BRIEF: Below are some records; work out how many of their lines contain "heading" and give the number only.

━━ PROVIDED DATA

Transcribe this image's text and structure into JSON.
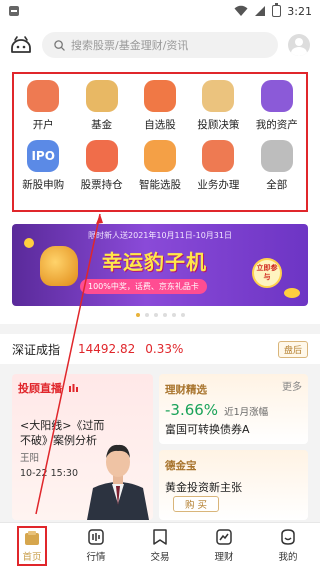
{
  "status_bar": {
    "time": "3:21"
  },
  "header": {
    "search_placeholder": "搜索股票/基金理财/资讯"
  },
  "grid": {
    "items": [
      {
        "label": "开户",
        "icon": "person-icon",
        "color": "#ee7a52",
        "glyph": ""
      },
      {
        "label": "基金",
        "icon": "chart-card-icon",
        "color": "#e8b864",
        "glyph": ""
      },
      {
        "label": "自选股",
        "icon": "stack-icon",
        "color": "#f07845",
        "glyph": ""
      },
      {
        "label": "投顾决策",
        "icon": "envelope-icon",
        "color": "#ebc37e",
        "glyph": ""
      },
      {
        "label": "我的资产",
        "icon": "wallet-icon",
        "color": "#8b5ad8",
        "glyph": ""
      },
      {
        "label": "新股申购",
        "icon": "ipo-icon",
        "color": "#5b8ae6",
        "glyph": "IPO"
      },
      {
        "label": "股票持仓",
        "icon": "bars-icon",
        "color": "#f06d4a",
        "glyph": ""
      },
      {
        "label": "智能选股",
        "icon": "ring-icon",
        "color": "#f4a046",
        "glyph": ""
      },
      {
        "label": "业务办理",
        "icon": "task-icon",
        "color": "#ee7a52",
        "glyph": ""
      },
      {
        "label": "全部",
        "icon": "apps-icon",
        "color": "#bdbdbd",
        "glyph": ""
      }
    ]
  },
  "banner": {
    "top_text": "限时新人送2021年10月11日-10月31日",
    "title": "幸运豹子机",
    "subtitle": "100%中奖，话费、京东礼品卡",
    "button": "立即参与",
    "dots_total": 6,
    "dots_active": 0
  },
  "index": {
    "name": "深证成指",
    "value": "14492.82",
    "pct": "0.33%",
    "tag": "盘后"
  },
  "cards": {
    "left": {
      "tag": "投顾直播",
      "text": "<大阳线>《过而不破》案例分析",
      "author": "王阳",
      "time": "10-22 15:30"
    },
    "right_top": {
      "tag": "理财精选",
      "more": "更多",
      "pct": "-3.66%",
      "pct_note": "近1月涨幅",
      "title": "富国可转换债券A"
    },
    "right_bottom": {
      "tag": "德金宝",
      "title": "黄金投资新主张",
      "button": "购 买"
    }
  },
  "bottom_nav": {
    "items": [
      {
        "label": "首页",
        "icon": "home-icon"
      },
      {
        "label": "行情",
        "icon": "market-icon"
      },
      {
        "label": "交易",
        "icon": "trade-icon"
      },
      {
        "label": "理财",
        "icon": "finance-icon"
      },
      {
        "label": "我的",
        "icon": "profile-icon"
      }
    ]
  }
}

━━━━
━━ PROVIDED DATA

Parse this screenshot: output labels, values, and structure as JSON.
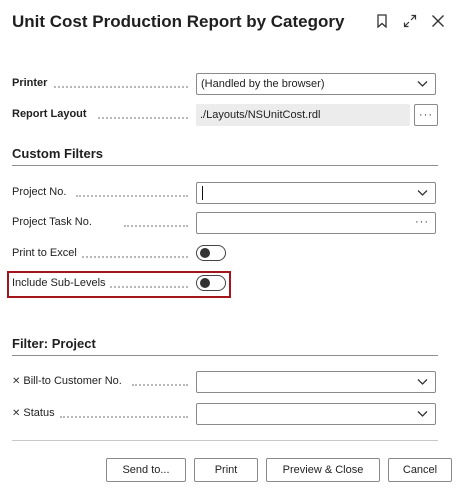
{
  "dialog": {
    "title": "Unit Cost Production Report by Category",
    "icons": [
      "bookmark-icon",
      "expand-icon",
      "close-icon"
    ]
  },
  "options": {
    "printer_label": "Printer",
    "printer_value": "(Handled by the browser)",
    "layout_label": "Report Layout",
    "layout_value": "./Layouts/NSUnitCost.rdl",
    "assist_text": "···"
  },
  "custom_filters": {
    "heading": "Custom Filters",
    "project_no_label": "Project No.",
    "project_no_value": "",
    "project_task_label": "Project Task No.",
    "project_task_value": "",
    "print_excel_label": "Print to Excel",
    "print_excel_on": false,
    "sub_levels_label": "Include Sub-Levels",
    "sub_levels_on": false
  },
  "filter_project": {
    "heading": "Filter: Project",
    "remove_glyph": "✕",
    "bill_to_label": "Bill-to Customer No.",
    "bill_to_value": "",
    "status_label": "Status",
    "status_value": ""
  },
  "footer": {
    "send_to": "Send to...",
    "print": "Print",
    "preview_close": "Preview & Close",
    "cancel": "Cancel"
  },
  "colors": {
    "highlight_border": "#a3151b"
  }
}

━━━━

THE COMPLETED TASK: 2